Nancy J. Lin, Joseph M. Antonucci, Diana N. Zeiger, Kathy Tang, Bruce O. Fowler, Sheng Lin-Gibson
Biofilm growth and secondary caries have resulted in the failure of many dental composite restorations. One approach to address this issue is the modification of dental materials to reduce bacterial adhesion and biofilm growth. Quaternary ammonium salts have been shown to reduce bacterial growth in many applications1 and have the potential to do so in the oral environment. Our objective was to synthesize and characterize an ionic dimethacrylate (IDMA) containing a quaternary ammonium functionality for the purpose of reduced bacterial growth while retaining desirable physical properties of the monomer, including miscibility with other common dental monomers. Using the simple Menschutkin reaction, an ionic dimethacrylate (IDMA-1) with a quaternary ammonium group, low viscosity, and high miscibility with other dimethacrylates was synthesized. The incorporation of IDMA-1 into dimethacrylate polymers reduced initial bacterial adhesion and had an effect on early biofilm structure. However, IDMA-1 concentrations ≥ 20 % (by mass) were cytotoxic to mammalian cells. Therefore, IDMA-1 concentrations ≤ 10% are recommended for cell-contacting applications to reduce toxicity to mammalian cells while still retaining reduced initial bacterial growth. Additional studies are needed to investigate the viability of the bacteria colonization on the IDMA-1 samples and to quantify differences in biofilm growth due to IDMA-1.

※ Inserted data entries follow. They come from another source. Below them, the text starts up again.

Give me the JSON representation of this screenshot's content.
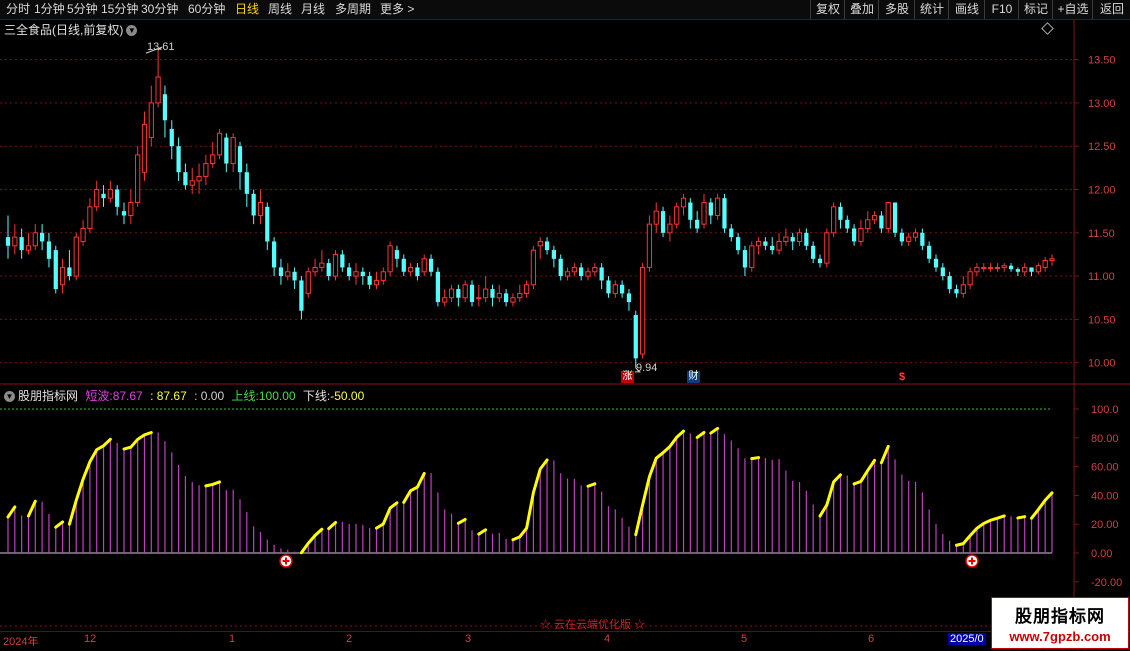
{
  "toolbar": {
    "periods": [
      "分时",
      "1分钟",
      "5分钟",
      "15分钟",
      "30分钟",
      "60分钟",
      "日线",
      "周线",
      "月线",
      "多周期",
      "更多 >"
    ],
    "active_period": "日线",
    "right_buttons": [
      "复权",
      "叠加",
      "多股",
      "统计",
      "画线",
      "F10",
      "标记",
      "+自选",
      "返回"
    ]
  },
  "main_chart": {
    "title": "三全食品(日线,前复权)",
    "high_label": "13.61",
    "low_label": "9.94",
    "markers": [
      "涨",
      "财",
      "$"
    ],
    "y_axis": [
      "13.50",
      "13.00",
      "12.50",
      "12.00",
      "11.50",
      "11.00",
      "10.50",
      "10.00"
    ]
  },
  "indicator": {
    "name": "股朋指标网",
    "short_wave_label": "短波:",
    "short_wave_value": "87.67",
    "value2": ": 87.67",
    "value3": ": 0.00",
    "upper_label": "上线:",
    "upper_value": "100.00",
    "lower_label": "下线:",
    "lower_value": "-50.00",
    "y_axis": [
      "100.0",
      "80.00",
      "60.00",
      "40.00",
      "20.00",
      "0.00",
      "-20.00"
    ]
  },
  "bottom_note": "☆ 云在云端优化版 ☆",
  "date_axis": [
    "2024年",
    "12",
    "1",
    "2",
    "3",
    "4",
    "5",
    "6",
    "2025/0"
  ],
  "watermark": {
    "line1": "股朋指标网",
    "line2": "www.7gpzb.com"
  },
  "colors": {
    "up": "#ff3232",
    "down": "#54ffff",
    "bars": "#c040c0",
    "highlight": "#ffff00"
  },
  "chart_data": {
    "type": "candlestick",
    "ylim": [
      9.8,
      13.9
    ],
    "high": 13.61,
    "low": 9.94,
    "candles": [
      [
        11.45,
        11.35,
        11.7,
        11.2
      ],
      [
        11.35,
        11.45,
        11.6,
        11.25
      ],
      [
        11.45,
        11.3,
        11.55,
        11.2
      ],
      [
        11.3,
        11.35,
        11.5,
        11.25
      ],
      [
        11.35,
        11.5,
        11.6,
        11.3
      ],
      [
        11.5,
        11.4,
        11.6,
        11.3
      ],
      [
        11.4,
        11.2,
        11.5,
        11.1
      ],
      [
        11.3,
        10.85,
        11.35,
        10.8
      ],
      [
        10.9,
        11.1,
        11.2,
        10.8
      ],
      [
        11.1,
        11.0,
        11.3,
        10.95
      ],
      [
        11.0,
        11.45,
        11.5,
        10.95
      ],
      [
        11.4,
        11.55,
        11.65,
        11.35
      ],
      [
        11.55,
        11.8,
        11.9,
        11.5
      ],
      [
        11.8,
        12.0,
        12.1,
        11.75
      ],
      [
        11.95,
        11.9,
        12.05,
        11.8
      ],
      [
        11.9,
        12.0,
        12.1,
        11.85
      ],
      [
        12.0,
        11.8,
        12.05,
        11.7
      ],
      [
        11.75,
        11.7,
        11.85,
        11.6
      ],
      [
        11.7,
        11.85,
        12.0,
        11.6
      ],
      [
        11.85,
        12.4,
        12.5,
        11.8
      ],
      [
        12.2,
        12.75,
        12.9,
        12.1
      ],
      [
        12.6,
        13.0,
        13.2,
        12.5
      ],
      [
        13.0,
        13.3,
        13.61,
        12.95
      ],
      [
        13.1,
        12.8,
        13.2,
        12.6
      ],
      [
        12.7,
        12.5,
        12.8,
        12.35
      ],
      [
        12.5,
        12.2,
        12.6,
        12.1
      ],
      [
        12.2,
        12.05,
        12.3,
        12.0
      ],
      [
        12.05,
        12.1,
        12.25,
        11.95
      ],
      [
        12.1,
        12.15,
        12.3,
        11.95
      ],
      [
        12.15,
        12.3,
        12.4,
        12.05
      ],
      [
        12.3,
        12.4,
        12.55,
        12.25
      ],
      [
        12.4,
        12.65,
        12.7,
        12.35
      ],
      [
        12.6,
        12.3,
        12.65,
        12.2
      ],
      [
        12.3,
        12.6,
        12.65,
        12.2
      ],
      [
        12.5,
        12.2,
        12.55,
        12.0
      ],
      [
        12.2,
        11.95,
        12.3,
        11.8
      ],
      [
        11.95,
        11.7,
        12.0,
        11.6
      ],
      [
        11.7,
        11.85,
        12.0,
        11.6
      ],
      [
        11.8,
        11.4,
        11.85,
        11.3
      ],
      [
        11.4,
        11.1,
        11.45,
        11.0
      ],
      [
        11.1,
        11.0,
        11.2,
        10.9
      ],
      [
        11.0,
        11.05,
        11.15,
        10.95
      ],
      [
        11.05,
        10.95,
        11.1,
        10.85
      ],
      [
        10.95,
        10.6,
        11.0,
        10.5
      ],
      [
        10.8,
        11.05,
        11.1,
        10.75
      ],
      [
        11.05,
        11.1,
        11.2,
        11.0
      ],
      [
        11.1,
        11.15,
        11.3,
        11.05
      ],
      [
        11.15,
        11.0,
        11.2,
        10.95
      ],
      [
        11.0,
        11.25,
        11.3,
        10.95
      ],
      [
        11.25,
        11.1,
        11.3,
        11.05
      ],
      [
        11.1,
        11.0,
        11.15,
        10.95
      ],
      [
        11.0,
        11.05,
        11.15,
        10.9
      ],
      [
        11.05,
        11.0,
        11.1,
        10.9
      ],
      [
        11.0,
        10.9,
        11.05,
        10.85
      ],
      [
        10.9,
        10.95,
        11.05,
        10.85
      ],
      [
        10.95,
        11.05,
        11.1,
        10.9
      ],
      [
        11.05,
        11.35,
        11.4,
        11.0
      ],
      [
        11.3,
        11.2,
        11.35,
        11.1
      ],
      [
        11.2,
        11.05,
        11.25,
        11.0
      ],
      [
        11.05,
        11.1,
        11.15,
        11.0
      ],
      [
        11.1,
        11.0,
        11.15,
        10.95
      ],
      [
        11.05,
        11.2,
        11.25,
        11.0
      ],
      [
        11.2,
        11.05,
        11.25,
        11.0
      ],
      [
        11.05,
        10.7,
        11.1,
        10.65
      ],
      [
        10.7,
        10.75,
        10.85,
        10.65
      ],
      [
        10.75,
        10.85,
        10.9,
        10.7
      ],
      [
        10.85,
        10.75,
        10.9,
        10.65
      ],
      [
        10.75,
        10.9,
        10.95,
        10.7
      ],
      [
        10.9,
        10.7,
        10.95,
        10.65
      ],
      [
        10.75,
        10.75,
        10.9,
        10.65
      ],
      [
        10.75,
        10.85,
        11.0,
        10.7
      ],
      [
        10.85,
        10.75,
        10.9,
        10.65
      ],
      [
        10.75,
        10.8,
        10.9,
        10.7
      ],
      [
        10.8,
        10.7,
        10.85,
        10.65
      ],
      [
        10.7,
        10.75,
        10.8,
        10.65
      ],
      [
        10.75,
        10.8,
        10.9,
        10.7
      ],
      [
        10.8,
        10.9,
        10.95,
        10.75
      ],
      [
        10.9,
        11.3,
        11.35,
        10.85
      ],
      [
        11.35,
        11.4,
        11.45,
        11.2
      ],
      [
        11.4,
        11.3,
        11.45,
        11.25
      ],
      [
        11.3,
        11.2,
        11.35,
        11.1
      ],
      [
        11.2,
        11.0,
        11.25,
        10.95
      ],
      [
        11.0,
        11.05,
        11.1,
        10.95
      ],
      [
        11.05,
        11.1,
        11.15,
        11.0
      ],
      [
        11.1,
        11.0,
        11.15,
        10.95
      ],
      [
        11.0,
        11.05,
        11.1,
        10.95
      ],
      [
        11.05,
        11.1,
        11.15,
        11.0
      ],
      [
        11.1,
        10.95,
        11.15,
        10.85
      ],
      [
        10.95,
        10.8,
        11.0,
        10.75
      ],
      [
        10.8,
        10.9,
        10.95,
        10.75
      ],
      [
        10.9,
        10.8,
        10.95,
        10.75
      ],
      [
        10.8,
        10.7,
        10.85,
        10.6
      ],
      [
        10.55,
        10.05,
        10.6,
        9.94
      ],
      [
        10.1,
        11.1,
        11.15,
        10.05
      ],
      [
        11.1,
        11.6,
        11.7,
        11.05
      ],
      [
        11.6,
        11.75,
        11.85,
        11.5
      ],
      [
        11.75,
        11.5,
        11.8,
        11.45
      ],
      [
        11.5,
        11.6,
        11.7,
        11.4
      ],
      [
        11.6,
        11.8,
        11.85,
        11.55
      ],
      [
        11.8,
        11.9,
        11.95,
        11.7
      ],
      [
        11.85,
        11.65,
        11.9,
        11.55
      ],
      [
        11.65,
        11.55,
        11.75,
        11.5
      ],
      [
        11.6,
        11.85,
        11.95,
        11.55
      ],
      [
        11.85,
        11.7,
        11.9,
        11.6
      ],
      [
        11.7,
        11.9,
        11.95,
        11.65
      ],
      [
        11.9,
        11.55,
        11.95,
        11.5
      ],
      [
        11.55,
        11.45,
        11.6,
        11.4
      ],
      [
        11.45,
        11.3,
        11.5,
        11.25
      ],
      [
        11.3,
        11.1,
        11.35,
        11.0
      ],
      [
        11.1,
        11.35,
        11.4,
        11.05
      ],
      [
        11.35,
        11.4,
        11.45,
        11.25
      ],
      [
        11.4,
        11.35,
        11.45,
        11.3
      ],
      [
        11.35,
        11.3,
        11.45,
        11.25
      ],
      [
        11.3,
        11.4,
        11.5,
        11.25
      ],
      [
        11.4,
        11.45,
        11.55,
        11.35
      ],
      [
        11.45,
        11.4,
        11.5,
        11.3
      ],
      [
        11.4,
        11.5,
        11.55,
        11.35
      ],
      [
        11.5,
        11.35,
        11.55,
        11.3
      ],
      [
        11.35,
        11.2,
        11.4,
        11.15
      ],
      [
        11.2,
        11.15,
        11.25,
        11.1
      ],
      [
        11.15,
        11.5,
        11.55,
        11.1
      ],
      [
        11.5,
        11.8,
        11.85,
        11.45
      ],
      [
        11.8,
        11.65,
        11.85,
        11.55
      ],
      [
        11.65,
        11.55,
        11.7,
        11.5
      ],
      [
        11.55,
        11.4,
        11.6,
        11.35
      ],
      [
        11.4,
        11.55,
        11.65,
        11.35
      ],
      [
        11.55,
        11.65,
        11.75,
        11.5
      ],
      [
        11.65,
        11.7,
        11.75,
        11.6
      ],
      [
        11.7,
        11.55,
        11.75,
        11.5
      ],
      [
        11.55,
        11.85,
        11.85,
        11.5
      ],
      [
        11.85,
        11.5,
        11.85,
        11.45
      ],
      [
        11.5,
        11.4,
        11.55,
        11.35
      ],
      [
        11.4,
        11.45,
        11.5,
        11.35
      ],
      [
        11.45,
        11.5,
        11.55,
        11.4
      ],
      [
        11.5,
        11.35,
        11.55,
        11.3
      ],
      [
        11.35,
        11.2,
        11.4,
        11.15
      ],
      [
        11.2,
        11.1,
        11.25,
        11.05
      ],
      [
        11.1,
        11.0,
        11.15,
        10.95
      ],
      [
        11.0,
        10.85,
        11.05,
        10.8
      ],
      [
        10.85,
        10.8,
        10.9,
        10.75
      ],
      [
        10.8,
        10.9,
        11.0,
        10.75
      ],
      [
        10.9,
        11.05,
        11.1,
        10.85
      ],
      [
        11.05,
        11.1,
        11.15,
        11.0
      ],
      [
        11.1,
        11.1,
        11.15,
        11.05
      ],
      [
        11.1,
        11.1,
        11.15,
        11.05
      ],
      [
        11.1,
        11.1,
        11.15,
        11.05
      ],
      [
        11.1,
        11.12,
        11.15,
        11.05
      ],
      [
        11.12,
        11.08,
        11.15,
        11.05
      ],
      [
        11.08,
        11.05,
        11.1,
        11.0
      ],
      [
        11.05,
        11.1,
        11.15,
        11.0
      ],
      [
        11.1,
        11.05,
        11.1,
        11.0
      ],
      [
        11.05,
        11.12,
        11.15,
        11.02
      ],
      [
        11.1,
        11.18,
        11.22,
        11.05
      ],
      [
        11.18,
        11.2,
        11.25,
        11.12
      ]
    ]
  }
}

, Antonucci, J.
, Zeiger, D.
, Tang, K.
, Fowler, B.
and Lin-Gibson, S.
Novel Dimethacrylates with Quaternary Ammonium Functionalities for Reduced Bacteria Adhesion, Society for Biomaterials 2010 Annual Meeting, Seattle, WA
(Accessed May 17, 2022)